Yes, I know this is in direct contradiction to my blog’s tagline, “Professional Rogue Writer,” but I refuse to go rogue with literary agents. Why?
Because if I don’t follow their rules for submission, they don’t see my pitch.
It’s that simple, folks.
- If they ask for an emailed query letter with one sample chapter, don’t include the first five.
- If they request all pitches go to a general email for query letters, don’t send yours to their personal email.
Trust me, this was a hard pill for me to swallow. I’m used to breaking the rules to make connections. It’s how I’ve met major magazine editors and pitched them article ideas; it’s how I’ve uncovered story leads from difficult-to-find sources. In fact, I can contribute much of my current-day success to going rogue.
But when I spoke to a director of submissions at a major literary agency in New York a few weeks ago, he told me this: “The better you follow their instructions, the better chance you’ll have of getting read.” In fact, he said circumventing the literary agents’ directions probably ensures they won’t see your pitch–and if they do, they may not want to work with you.
Following the literary agents’ rules shows humility. It shows your willingness to collaborate. Most of all, it shows that you respect their time.
And guys, I can tell you that I understand this.
When I worked as a newspaper reporter, I couldn’t stand when PR people wanted me to write a story on their company, but disregarded my requests. I was always more likely to work with PR people who respected my time.
If literary agents feel the way I did as a reporter, then guess what? I’d better listen to their submission rules. And you better, too.

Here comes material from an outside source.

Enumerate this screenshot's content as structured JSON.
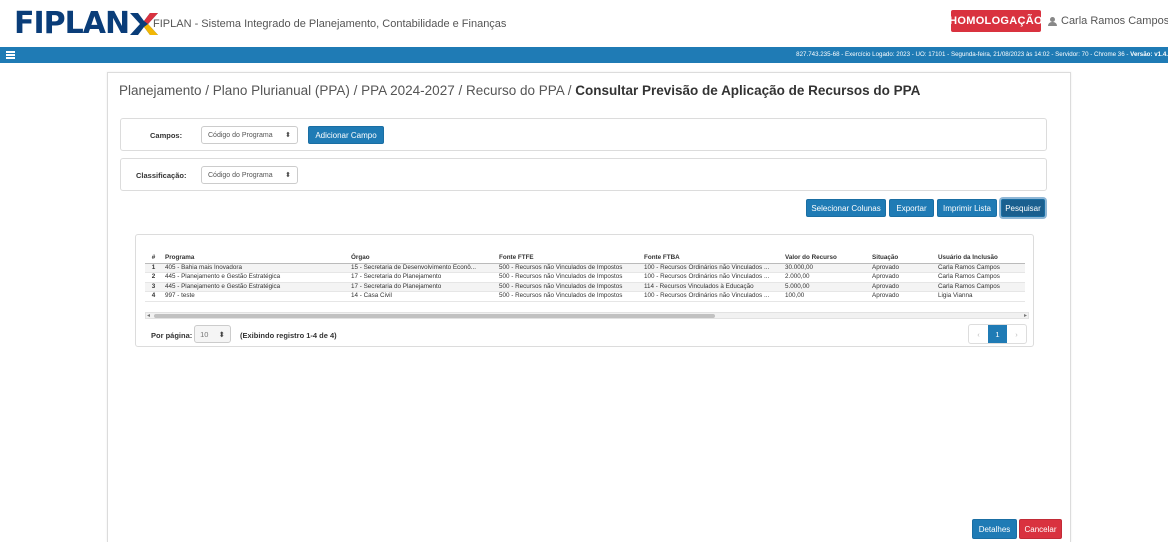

Shari Lopatin is a professional writer, editor, and social media strategist who lives in Phoenix, Ariz. She recently finished her first novel and blogs about the lessons she learns while finding a literary agent, among other topics. Want to follow Shari’s progress toward a book deal? Then join The Readers Club! Sign up here.